Say the word "convergence," and large financial institutions such as Citigroup, Charles Schwab and USAA immediately come to mind.
But the potential windfall from converged financial services operations is not lost on small- to mid-sized banks, brokerages and insurance companies. Although smaller financial enterprises may lack the wherewithal to compete with national giants on a grand scale, some have found success specializing in a specific aspect of convergence. For example, Rainier Pacific Bank (Tacoma, $465 million in assets) now offers its 43,000 customers in the Pacific Northwest a full range of banking services, property and casualty insurance, and financial planning and investment services. Its goal: become the dominant regional institution in the wealth management arena. "By possessing a complete view of the customers' financial information, we can have a better understanding of their current outlook and provide financial products to meet their long-term goals," says John Hall, president and CEO of Rainier Pacific Bank.
A key component to Rainier Pacific's converged wealth management strategy is technology. The bank is relying on Fincentric's i-Wealthview suite of products to manage its converged enterprise and present customers with a single point of access to their portfolio. "We were impressed with Fincentric's vision and product development direction, which are very much in line with our strategic business goals and vision," says Hall.This vision, according to Fincentric (Richmond, BC) president and CEO Mike Cardiff, revolves around the belief that in order to take full monetary advantage of wealth management and financial-services trends, more and more financial institutions will move toward converged operations.
"Converged financial services are already the norm in Europe, Asia and elsewhere in the world," according to Cardiff. "These institutions have found out that one of the best ways to increase profitability going forward is through better management of a customer's assets, and customers would prefer to have all these assets handled by one trusted institution."

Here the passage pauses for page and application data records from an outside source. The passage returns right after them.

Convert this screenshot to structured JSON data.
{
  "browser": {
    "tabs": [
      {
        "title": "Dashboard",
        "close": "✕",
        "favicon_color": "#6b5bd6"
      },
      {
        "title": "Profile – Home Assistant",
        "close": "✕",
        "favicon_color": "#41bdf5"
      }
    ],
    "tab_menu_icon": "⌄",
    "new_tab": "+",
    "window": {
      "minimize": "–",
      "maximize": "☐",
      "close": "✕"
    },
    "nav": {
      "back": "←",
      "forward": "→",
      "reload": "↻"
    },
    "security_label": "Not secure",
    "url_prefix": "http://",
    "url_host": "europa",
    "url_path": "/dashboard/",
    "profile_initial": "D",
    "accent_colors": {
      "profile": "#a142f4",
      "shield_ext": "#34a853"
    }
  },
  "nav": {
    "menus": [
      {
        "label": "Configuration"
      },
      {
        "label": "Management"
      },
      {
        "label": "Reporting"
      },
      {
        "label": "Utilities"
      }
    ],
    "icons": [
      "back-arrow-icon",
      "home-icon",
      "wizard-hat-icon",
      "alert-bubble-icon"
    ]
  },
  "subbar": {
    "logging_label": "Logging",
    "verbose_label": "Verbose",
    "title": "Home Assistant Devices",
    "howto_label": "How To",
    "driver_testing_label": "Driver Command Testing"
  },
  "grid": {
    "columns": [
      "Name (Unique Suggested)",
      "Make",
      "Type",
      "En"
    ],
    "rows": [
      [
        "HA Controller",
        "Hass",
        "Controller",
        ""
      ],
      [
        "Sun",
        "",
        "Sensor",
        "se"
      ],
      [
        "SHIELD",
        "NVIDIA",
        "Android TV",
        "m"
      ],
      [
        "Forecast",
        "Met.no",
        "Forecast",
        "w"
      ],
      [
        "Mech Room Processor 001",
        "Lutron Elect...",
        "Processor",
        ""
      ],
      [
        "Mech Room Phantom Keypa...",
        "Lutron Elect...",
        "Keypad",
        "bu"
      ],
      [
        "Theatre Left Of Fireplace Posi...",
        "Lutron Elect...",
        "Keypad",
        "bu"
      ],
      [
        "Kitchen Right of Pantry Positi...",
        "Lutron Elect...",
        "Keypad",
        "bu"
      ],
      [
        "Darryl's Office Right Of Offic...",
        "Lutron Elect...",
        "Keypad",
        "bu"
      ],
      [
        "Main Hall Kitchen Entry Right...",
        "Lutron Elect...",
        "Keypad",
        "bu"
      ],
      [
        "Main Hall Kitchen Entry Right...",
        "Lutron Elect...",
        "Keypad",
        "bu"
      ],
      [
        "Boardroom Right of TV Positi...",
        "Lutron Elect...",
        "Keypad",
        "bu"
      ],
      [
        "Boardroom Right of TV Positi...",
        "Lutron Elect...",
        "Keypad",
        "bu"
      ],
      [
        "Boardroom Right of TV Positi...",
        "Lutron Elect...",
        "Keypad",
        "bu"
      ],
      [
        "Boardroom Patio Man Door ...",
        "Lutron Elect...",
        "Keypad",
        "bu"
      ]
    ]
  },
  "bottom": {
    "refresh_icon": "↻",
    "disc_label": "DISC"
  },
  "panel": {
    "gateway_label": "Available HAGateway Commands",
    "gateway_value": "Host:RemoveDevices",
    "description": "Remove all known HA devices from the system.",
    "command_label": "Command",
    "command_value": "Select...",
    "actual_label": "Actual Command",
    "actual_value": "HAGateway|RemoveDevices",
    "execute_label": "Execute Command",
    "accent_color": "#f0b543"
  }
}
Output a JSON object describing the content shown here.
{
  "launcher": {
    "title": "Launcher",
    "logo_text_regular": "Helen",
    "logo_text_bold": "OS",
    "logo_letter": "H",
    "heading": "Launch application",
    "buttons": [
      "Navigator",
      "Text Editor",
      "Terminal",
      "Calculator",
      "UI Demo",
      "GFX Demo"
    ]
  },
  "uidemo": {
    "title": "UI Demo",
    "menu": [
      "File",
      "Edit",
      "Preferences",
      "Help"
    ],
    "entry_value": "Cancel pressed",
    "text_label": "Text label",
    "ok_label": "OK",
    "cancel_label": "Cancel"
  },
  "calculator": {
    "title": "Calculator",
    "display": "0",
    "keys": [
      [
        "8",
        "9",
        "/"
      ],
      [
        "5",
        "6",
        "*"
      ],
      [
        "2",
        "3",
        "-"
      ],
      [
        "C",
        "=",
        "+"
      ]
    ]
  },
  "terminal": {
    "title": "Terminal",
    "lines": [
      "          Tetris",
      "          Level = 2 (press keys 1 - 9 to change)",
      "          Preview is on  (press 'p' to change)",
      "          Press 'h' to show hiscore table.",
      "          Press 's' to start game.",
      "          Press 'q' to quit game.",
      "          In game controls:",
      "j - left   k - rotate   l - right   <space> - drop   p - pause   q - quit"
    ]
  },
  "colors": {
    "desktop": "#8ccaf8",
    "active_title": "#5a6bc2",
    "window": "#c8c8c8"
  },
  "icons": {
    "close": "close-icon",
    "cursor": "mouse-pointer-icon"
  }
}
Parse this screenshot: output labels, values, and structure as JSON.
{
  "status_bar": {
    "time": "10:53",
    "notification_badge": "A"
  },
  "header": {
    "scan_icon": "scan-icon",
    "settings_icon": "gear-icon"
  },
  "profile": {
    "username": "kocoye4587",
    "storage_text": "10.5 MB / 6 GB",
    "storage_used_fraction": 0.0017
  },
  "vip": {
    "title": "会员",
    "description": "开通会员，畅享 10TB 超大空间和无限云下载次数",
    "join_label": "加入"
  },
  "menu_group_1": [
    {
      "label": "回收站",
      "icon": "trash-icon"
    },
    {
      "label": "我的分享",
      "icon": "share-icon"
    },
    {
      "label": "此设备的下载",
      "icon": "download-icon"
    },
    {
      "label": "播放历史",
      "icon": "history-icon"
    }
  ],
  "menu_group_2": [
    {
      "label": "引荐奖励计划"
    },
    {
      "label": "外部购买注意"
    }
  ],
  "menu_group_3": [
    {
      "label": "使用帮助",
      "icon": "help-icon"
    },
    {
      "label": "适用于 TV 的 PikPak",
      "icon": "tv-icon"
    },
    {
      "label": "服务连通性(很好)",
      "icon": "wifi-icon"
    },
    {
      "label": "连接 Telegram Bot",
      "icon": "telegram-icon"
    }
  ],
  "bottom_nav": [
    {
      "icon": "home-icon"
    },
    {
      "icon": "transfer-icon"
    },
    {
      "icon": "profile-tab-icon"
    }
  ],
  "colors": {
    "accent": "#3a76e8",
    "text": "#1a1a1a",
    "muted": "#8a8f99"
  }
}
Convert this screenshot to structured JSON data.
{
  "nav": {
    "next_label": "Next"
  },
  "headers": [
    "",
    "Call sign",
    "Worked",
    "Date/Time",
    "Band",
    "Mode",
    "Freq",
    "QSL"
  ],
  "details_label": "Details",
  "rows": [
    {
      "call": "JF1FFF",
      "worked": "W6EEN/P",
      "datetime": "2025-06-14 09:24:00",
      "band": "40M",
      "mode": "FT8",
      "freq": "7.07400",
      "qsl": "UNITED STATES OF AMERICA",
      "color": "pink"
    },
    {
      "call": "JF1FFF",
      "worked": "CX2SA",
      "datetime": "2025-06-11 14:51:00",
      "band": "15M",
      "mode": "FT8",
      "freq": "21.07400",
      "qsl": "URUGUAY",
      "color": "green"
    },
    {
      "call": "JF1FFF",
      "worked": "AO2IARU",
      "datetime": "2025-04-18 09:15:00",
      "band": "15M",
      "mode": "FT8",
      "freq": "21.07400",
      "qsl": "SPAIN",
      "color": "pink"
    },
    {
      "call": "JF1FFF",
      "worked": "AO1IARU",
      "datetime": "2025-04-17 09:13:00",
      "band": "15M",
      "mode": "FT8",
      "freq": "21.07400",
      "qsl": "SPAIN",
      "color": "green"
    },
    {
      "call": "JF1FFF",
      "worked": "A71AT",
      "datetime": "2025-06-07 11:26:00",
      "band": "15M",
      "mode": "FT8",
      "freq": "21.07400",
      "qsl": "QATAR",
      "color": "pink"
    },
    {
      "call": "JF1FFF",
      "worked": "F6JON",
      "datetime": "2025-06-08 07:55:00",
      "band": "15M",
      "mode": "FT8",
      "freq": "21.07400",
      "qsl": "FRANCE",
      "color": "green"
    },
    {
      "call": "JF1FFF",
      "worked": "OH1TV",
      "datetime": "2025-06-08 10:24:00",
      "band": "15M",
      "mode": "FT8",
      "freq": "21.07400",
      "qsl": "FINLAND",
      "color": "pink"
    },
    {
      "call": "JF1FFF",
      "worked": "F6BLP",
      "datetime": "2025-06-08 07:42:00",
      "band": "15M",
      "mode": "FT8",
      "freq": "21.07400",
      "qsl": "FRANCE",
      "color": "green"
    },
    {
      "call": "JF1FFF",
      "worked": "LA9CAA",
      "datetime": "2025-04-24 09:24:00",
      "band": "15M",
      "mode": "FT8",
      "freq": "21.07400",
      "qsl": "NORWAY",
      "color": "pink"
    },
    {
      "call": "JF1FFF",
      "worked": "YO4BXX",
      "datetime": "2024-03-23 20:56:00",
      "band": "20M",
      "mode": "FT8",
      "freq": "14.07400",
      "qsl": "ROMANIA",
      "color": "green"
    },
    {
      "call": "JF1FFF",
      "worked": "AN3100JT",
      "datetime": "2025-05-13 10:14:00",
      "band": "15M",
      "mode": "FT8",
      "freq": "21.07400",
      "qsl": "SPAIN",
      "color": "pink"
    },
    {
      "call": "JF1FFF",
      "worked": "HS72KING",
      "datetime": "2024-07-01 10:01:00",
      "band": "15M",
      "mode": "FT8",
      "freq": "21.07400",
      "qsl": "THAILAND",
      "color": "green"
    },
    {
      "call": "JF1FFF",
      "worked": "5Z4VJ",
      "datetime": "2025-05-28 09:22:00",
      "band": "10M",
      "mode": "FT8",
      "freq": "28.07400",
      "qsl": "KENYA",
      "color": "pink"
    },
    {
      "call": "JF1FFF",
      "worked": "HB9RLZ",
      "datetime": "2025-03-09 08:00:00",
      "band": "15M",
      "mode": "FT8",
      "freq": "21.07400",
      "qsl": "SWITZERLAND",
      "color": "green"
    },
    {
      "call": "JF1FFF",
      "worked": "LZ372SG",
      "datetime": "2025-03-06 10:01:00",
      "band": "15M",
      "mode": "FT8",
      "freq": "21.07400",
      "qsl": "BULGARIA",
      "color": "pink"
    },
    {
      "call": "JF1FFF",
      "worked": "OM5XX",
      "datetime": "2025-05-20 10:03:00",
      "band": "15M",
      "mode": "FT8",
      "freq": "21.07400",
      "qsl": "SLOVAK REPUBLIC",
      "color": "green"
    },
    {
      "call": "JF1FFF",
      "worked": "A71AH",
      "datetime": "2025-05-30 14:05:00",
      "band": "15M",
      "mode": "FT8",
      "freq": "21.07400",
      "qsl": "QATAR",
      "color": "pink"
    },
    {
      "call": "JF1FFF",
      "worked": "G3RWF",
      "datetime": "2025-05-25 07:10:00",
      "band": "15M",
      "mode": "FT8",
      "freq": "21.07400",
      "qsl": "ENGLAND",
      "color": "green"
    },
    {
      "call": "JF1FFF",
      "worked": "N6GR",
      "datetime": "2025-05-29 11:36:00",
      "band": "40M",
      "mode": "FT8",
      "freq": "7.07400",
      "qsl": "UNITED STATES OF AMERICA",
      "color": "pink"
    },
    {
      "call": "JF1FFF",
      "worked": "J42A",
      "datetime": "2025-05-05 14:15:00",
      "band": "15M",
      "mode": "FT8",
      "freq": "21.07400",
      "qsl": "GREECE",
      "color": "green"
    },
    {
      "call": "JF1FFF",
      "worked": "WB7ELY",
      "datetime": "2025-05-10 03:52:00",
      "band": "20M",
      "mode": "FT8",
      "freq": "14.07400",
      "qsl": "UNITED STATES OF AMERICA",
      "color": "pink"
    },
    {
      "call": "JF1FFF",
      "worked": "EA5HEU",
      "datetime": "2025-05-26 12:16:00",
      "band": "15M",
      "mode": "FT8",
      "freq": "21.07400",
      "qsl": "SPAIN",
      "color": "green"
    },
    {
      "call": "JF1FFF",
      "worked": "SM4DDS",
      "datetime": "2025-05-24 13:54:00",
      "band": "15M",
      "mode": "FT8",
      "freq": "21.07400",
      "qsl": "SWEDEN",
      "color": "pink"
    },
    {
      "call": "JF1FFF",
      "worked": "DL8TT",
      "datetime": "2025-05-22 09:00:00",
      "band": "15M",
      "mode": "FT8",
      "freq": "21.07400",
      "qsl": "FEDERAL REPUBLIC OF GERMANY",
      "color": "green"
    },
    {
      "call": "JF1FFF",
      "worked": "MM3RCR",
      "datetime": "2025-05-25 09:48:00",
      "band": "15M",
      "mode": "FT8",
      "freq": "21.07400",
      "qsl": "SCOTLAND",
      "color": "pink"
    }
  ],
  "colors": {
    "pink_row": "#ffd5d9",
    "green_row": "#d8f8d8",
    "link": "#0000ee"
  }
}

Cardiff suggests a good example of this approach is the strategy employed by Boston-based Fidelity Investments. Years ago, Fidelity Investments decided the best way to grow was through the management of customer assets instead of the more traditional means of transactions fees and float charges. By focusing on attracting and managing the assets of affluent customers, Fidelity greatly enhanced its profitability and has attracted more than $1 trillion in client assets.
-- The worldwide financial services industry spends $225 billion on IT each year.
-- By 2005, $70 billion of this yearly spend will be devoted to wealth management technology.
Sources: Fincentric and TowerGroup